TASK INSTRUCTIONS
Reproduce the whole listing, keeping each word unchanged.

SUPPLIED INFORMATION
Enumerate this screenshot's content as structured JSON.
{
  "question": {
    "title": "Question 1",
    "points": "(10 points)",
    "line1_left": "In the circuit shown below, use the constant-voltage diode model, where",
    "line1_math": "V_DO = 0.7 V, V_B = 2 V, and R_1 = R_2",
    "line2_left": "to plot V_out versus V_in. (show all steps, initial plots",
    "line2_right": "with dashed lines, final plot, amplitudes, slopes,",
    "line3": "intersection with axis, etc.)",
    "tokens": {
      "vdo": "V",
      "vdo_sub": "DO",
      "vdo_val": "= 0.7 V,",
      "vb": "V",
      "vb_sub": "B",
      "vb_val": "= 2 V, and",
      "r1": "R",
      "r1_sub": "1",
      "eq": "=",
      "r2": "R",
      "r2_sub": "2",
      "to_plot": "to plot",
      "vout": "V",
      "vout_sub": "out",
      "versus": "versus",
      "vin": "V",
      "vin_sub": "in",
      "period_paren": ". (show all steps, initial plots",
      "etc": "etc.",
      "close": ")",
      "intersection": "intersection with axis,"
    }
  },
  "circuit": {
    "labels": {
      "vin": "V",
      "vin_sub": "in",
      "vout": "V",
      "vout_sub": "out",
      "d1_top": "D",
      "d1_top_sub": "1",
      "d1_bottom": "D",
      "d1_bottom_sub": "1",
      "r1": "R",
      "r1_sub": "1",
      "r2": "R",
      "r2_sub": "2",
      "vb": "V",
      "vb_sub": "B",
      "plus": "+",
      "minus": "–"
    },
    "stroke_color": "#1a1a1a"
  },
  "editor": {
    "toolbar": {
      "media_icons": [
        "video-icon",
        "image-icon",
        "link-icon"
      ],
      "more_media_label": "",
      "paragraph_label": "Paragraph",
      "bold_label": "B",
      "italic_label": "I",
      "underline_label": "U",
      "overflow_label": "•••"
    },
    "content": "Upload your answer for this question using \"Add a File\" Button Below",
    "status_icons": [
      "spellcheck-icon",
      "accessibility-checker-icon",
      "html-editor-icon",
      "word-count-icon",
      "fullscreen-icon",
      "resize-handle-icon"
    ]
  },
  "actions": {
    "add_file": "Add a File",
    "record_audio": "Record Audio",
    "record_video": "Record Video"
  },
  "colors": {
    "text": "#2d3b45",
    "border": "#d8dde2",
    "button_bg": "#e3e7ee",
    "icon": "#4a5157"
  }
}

SOLUTION
Enumerate this screenshot's content as structured JSON.
{
  "question": {
    "title": "Question 1",
    "points": "(10 points)",
    "line1_left": "In the circuit shown below, use the constant-voltage diode model, where",
    "line1_math": "V_DO = 0.7 V, V_B = 2 V, and R_1 = R_2",
    "line2_left": "to plot V_out versus V_in. (show all steps, initial plots",
    "line2_right": "with dashed lines, final plot, amplitudes, slopes,",
    "line3": "intersection with axis, etc.)",
    "tokens": {
      "vdo": "V",
      "vdo_sub": "DO",
      "vdo_val": "= 0.7 V,",
      "vb": "V",
      "vb_sub": "B",
      "vb_val": "= 2 V, and",
      "r1": "R",
      "r1_sub": "1",
      "eq": "=",
      "r2": "R",
      "r2_sub": "2",
      "to_plot": "to plot",
      "vout": "V",
      "vout_sub": "out",
      "versus": "versus",
      "vin": "V",
      "vin_sub": "in",
      "period_paren": ". (show all steps, initial plots",
      "etc": "etc.",
      "close": ")",
      "intersection": "intersection with axis,"
    }
  },
  "circuit": {
    "labels": {
      "vin": "V",
      "vin_sub": "in",
      "vout": "V",
      "vout_sub": "out",
      "d1_top": "D",
      "d1_top_sub": "1",
      "d1_bottom": "D",
      "d1_bottom_sub": "1",
      "r1": "R",
      "r1_sub": "1",
      "r2": "R",
      "r2_sub": "2",
      "vb": "V",
      "vb_sub": "B",
      "plus": "+",
      "minus": "–"
    },
    "stroke_color": "#1a1a1a"
  },
  "editor": {
    "toolbar": {
      "media_icons": [
        "video-icon",
        "image-icon",
        "link-icon"
      ],
      "more_media_label": "",
      "paragraph_label": "Paragraph",
      "bold_label": "B",
      "italic_label": "I",
      "underline_label": "U",
      "overflow_label": "•••"
    },
    "content": "Upload your answer for this question using \"Add a File\" Button Below",
    "status_icons": [
      "spellcheck-icon",
      "accessibility-checker-icon",
      "html-editor-icon",
      "word-count-icon",
      "fullscreen-icon",
      "resize-handle-icon"
    ]
  },
  "actions": {
    "add_file": "Add a File",
    "record_audio": "Record Audio",
    "record_video": "Record Video"
  },
  "colors": {
    "text": "#2d3b45",
    "border": "#d8dde2",
    "button_bg": "#e3e7ee",
    "icon": "#4a5157"
  }
}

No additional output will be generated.